• Collaborate with LEP partners to consider the role of IP in knowledge exchange, skills for entrepreneurship and access to finance, working across the Innovation Directorate’s policy teams to provide insight and evaluation;

• Ensure IPO is represented in wider Government initiatives in the region including the Cambridge-Oxford Arc, and working with the Cities and Local Growth Unit, British Business Bank, DIT and Innovate UK to meet objectives;

• Work between IPO’s International Policy Directorate, Department for International Trade and the LEP to develop capability of OxLEP’s global hubs and international clusters based in science and technology parks – providing a conduit to IPO attaches support in major overseas markets;

• Develop evaluation processes to measure the impact of policy interventions and local actions to identify best practice and impact IP capability plays in adding value to regional innovation support initiatives;
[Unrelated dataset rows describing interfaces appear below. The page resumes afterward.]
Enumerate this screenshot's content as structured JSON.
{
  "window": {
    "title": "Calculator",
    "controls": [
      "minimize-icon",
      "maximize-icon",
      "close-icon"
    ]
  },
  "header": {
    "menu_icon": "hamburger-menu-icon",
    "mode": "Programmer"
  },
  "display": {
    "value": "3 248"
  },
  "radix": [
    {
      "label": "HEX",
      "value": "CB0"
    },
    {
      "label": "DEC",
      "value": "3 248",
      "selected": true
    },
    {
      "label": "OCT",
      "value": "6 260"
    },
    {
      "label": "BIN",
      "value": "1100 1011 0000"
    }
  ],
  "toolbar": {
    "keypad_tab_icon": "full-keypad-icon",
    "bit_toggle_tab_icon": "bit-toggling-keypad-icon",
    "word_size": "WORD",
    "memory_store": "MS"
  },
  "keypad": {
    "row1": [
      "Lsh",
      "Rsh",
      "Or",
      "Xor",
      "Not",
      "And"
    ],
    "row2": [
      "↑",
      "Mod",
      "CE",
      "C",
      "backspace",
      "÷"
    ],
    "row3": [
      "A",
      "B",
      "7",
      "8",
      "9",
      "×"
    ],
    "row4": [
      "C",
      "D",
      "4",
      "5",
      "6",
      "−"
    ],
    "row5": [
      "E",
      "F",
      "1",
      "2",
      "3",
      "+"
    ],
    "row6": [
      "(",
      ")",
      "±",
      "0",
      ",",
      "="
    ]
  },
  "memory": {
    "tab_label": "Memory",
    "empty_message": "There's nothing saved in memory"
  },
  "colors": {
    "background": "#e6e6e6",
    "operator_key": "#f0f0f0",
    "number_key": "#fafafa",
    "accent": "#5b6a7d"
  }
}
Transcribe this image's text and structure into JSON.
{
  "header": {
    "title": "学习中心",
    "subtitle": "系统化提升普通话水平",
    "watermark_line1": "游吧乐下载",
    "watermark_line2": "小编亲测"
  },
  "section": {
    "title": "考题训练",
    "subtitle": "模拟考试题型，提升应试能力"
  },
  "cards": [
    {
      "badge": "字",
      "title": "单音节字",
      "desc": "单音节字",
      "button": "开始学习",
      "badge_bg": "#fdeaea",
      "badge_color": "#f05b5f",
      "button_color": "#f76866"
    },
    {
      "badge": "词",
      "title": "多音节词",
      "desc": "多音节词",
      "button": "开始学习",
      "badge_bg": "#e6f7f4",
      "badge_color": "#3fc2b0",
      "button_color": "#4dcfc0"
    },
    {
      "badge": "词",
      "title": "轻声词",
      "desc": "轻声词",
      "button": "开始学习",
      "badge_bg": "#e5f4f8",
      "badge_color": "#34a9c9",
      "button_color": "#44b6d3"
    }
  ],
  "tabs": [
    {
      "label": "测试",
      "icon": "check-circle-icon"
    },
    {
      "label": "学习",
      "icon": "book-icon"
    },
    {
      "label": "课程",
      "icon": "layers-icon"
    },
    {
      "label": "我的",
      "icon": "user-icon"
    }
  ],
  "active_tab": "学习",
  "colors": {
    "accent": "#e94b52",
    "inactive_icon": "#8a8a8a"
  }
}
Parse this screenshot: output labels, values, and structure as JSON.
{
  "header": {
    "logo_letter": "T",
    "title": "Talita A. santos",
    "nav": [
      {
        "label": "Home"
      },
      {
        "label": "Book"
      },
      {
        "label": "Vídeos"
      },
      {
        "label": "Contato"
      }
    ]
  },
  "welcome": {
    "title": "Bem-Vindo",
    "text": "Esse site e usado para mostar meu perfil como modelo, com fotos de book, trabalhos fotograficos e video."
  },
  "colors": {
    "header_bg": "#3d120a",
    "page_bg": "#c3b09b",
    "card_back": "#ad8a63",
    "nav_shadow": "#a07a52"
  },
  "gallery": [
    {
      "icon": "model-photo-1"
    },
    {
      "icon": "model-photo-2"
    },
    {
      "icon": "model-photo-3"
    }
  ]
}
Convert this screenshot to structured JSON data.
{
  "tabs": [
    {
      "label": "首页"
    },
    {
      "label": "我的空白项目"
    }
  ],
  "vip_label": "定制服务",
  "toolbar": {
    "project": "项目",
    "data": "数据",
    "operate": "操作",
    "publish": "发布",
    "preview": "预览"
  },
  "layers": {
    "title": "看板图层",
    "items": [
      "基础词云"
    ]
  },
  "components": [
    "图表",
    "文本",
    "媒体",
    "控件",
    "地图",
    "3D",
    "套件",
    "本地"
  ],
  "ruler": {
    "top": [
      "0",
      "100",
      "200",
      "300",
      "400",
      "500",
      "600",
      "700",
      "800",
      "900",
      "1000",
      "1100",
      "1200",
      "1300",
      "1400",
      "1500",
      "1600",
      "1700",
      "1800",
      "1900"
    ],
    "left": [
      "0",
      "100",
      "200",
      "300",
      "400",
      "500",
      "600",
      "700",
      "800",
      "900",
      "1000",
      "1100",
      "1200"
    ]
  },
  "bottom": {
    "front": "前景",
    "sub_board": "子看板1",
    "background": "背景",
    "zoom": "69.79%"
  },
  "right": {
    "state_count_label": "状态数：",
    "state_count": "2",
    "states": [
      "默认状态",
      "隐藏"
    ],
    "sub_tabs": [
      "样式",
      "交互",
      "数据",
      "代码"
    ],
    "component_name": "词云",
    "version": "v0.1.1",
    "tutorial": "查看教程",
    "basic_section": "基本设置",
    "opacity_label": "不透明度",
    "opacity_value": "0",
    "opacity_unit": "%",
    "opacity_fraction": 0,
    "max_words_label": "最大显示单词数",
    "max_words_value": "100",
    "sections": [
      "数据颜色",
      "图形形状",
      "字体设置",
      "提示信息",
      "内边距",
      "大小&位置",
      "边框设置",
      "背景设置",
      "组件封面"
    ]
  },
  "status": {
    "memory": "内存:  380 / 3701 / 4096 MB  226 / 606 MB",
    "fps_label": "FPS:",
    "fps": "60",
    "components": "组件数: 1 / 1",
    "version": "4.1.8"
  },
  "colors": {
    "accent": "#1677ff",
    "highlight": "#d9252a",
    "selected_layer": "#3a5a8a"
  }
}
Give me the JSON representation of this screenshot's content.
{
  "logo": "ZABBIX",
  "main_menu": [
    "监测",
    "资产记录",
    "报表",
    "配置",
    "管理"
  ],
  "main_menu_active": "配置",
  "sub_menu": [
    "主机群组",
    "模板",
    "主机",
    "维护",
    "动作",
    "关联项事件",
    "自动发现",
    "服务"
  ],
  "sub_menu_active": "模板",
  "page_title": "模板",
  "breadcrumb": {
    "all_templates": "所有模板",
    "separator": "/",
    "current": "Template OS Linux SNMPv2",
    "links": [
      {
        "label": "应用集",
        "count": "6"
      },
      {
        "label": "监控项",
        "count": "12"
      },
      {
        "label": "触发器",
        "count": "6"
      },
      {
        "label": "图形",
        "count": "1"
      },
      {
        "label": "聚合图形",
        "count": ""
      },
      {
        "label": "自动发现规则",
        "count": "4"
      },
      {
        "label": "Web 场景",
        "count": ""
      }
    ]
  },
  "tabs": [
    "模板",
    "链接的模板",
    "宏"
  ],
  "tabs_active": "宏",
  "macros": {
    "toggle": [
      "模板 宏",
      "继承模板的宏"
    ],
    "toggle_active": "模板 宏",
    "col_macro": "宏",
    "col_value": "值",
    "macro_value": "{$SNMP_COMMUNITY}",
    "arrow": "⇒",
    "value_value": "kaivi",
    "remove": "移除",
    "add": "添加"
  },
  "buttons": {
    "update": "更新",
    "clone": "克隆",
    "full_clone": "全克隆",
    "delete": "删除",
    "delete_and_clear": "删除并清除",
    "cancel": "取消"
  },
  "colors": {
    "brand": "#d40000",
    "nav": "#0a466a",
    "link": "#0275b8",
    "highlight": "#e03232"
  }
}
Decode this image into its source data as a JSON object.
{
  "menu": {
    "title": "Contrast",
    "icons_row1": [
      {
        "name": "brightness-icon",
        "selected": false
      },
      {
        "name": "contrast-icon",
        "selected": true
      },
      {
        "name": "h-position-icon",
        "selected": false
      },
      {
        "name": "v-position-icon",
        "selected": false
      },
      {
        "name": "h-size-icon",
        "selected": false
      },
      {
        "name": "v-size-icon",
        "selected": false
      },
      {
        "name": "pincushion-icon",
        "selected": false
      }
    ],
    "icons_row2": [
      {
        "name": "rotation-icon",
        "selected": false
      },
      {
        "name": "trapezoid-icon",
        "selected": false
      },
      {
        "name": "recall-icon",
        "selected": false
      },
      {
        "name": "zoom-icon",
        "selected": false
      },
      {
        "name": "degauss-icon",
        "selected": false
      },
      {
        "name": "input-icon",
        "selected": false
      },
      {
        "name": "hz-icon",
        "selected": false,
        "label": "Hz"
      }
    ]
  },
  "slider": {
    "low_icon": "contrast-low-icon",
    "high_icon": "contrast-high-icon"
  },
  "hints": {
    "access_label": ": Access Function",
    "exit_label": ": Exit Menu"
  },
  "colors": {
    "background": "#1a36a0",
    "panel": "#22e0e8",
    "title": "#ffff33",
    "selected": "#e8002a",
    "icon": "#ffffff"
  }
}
• Advise Ministers and IPO senior managers on IPO business support policy;

• To actively contribute to the Business Support Policy’s team objectives and to the wider ID objectives.

And all this for £40,000 per annum!

In IP Draughts’ mind, the above description is opaque, wordy, and jargon-filled. It is task-oriented, focussing on specific initiatives with fancy names, rather than goal-oriented, explaining what value the role brings. Is this deliberate – to make it difficult for anyone to criticise the value of the role or to judge whether the incumbent has performed well – or does it simply reflect the vagueness of the overall objective?

Boiled down, the role seems to comprise the following elements:

  • ensuring IP is thought about and included in regional investment policy documents
  • raising awareness of IP issues within the teams involved in developing and implementing such policies
  • providing a source of IP expertise within those teams
  • liaising with other parts of government including overseas IP Attaches
  • advising and informing government ministers and the senior management of the IPO about their work

It must be difficult to establish useful metrics on whether activities of this kind contribute beneficially to the Oxfordshire economy. But at one level, if government is investing hundreds of millions of pounds in the local economy, should taxpayers care too much about the size or composition of the civil service team that administers that investment?

The niggle that runs through IP Draughts’ head in relation to this role, and the IPO’s policy activities more generally, is whether awareness-raising on IP issues is a useful government activity. He doesn’t doubt that it is well-intentioned and in response to political direction, but is it ultimately productive and good value for money? He would love to receive reassurance from someone whose judgment he trusts that his worries are unfounded.

Leave a comment

Filed under Intellectual Property, Legal policy